Markets for organ sales are opposed for various reasons. Harvard philosopher Michael Sandel, author of What Money Can’t Buy, argues that in a world of income inequality, markets are often coercive. He also argues that allowing items to enter the marketplace changes their inherent value. In effect, Sandel argues that the poor aren’t really “free” to choose, and that certain goods and activities are degraded when they are moved into the market.
Still, he does concede that neither argument necessitates a prohibition against marketing the item. His coercion argument merely leads to the conclusion that markets must be restricted until such a time as wealth and knowledge are more adequately distributed. Yet that misses the key point—that markets create wealth and thus move the whole world toward that egalitarian outcome.

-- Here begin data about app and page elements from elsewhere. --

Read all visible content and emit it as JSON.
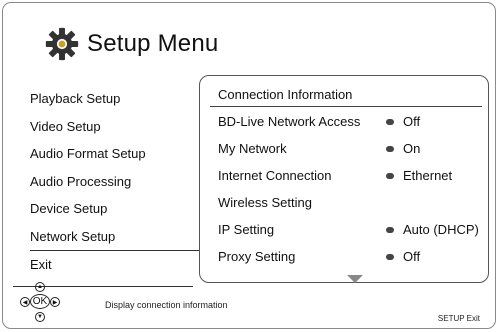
{
  "header": {
    "title": "Setup Menu",
    "icon": "gear-icon"
  },
  "left_menu": {
    "items": [
      {
        "label": "Playback Setup"
      },
      {
        "label": "Video Setup"
      },
      {
        "label": "Audio Format Setup"
      },
      {
        "label": "Audio Processing"
      },
      {
        "label": "Device Setup"
      },
      {
        "label": "Network Setup",
        "selected": true
      }
    ],
    "exit_label": "Exit"
  },
  "panel": {
    "title": "Connection Information",
    "rows": [
      {
        "label": "BD-Live Network Access",
        "value": "Off"
      },
      {
        "label": "My Network",
        "value": "On"
      },
      {
        "label": "Internet Connection",
        "value": "Ethernet"
      },
      {
        "label": "Wireless Setting",
        "value": ""
      },
      {
        "label": "IP Setting",
        "value": "Auto (DHCP)"
      },
      {
        "label": "Proxy Setting",
        "value": "Off"
      }
    ]
  },
  "footer": {
    "ok_label": "OK",
    "hint": "Display connection information",
    "setup_exit": "SETUP   Exit"
  }
}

Are donations “more” altruistic than compensated transfers? Depending on the purpose to which the donor places the compensation, they may be more altruistic—such as for example, when used to save an ailing but impoverished friend.
But more fundamentally, market transfers are inherently moral because they’re voluntary and mutual. The donor is free to decide within his or her range of welfare-enhancing options. The arranger of the donation must get a good read on the potential donor’s values—what would it take for them to agree? Markets involve interactions between buyers and sellers, requiring each to “read each other” better; they bring parties together into a mutual win/win outcome.
Bringing an item—including kidneys—into the market increases altruistic ends by forcing a disparate array of individuals and institutions to cooperate toward mutually agreeable goals. It enhances the self-interest of donors as well as recipients, as it requires negotiations that necessitate other-regarding empathy. It requires asking, “What do they value, how can I provide that, and what can they offer— money or recognition or something else?”
Absent a market, we push demand underground, into black markets where consumers and producers lack legal protection and unscrupulous actors often operate with impunity. Witness the underground market in cultural antiquities.
Markets expanding into areas where transfers were once considered impossible can alleviate shortages, including of something as sensitive as kidneys. To gain a greater understanding of that reality, advocates of this reform should craft a series of narratives about the beneficiaries of such exchanges and the more healthful life they can enjoy.
Originally posted to Forbes Online.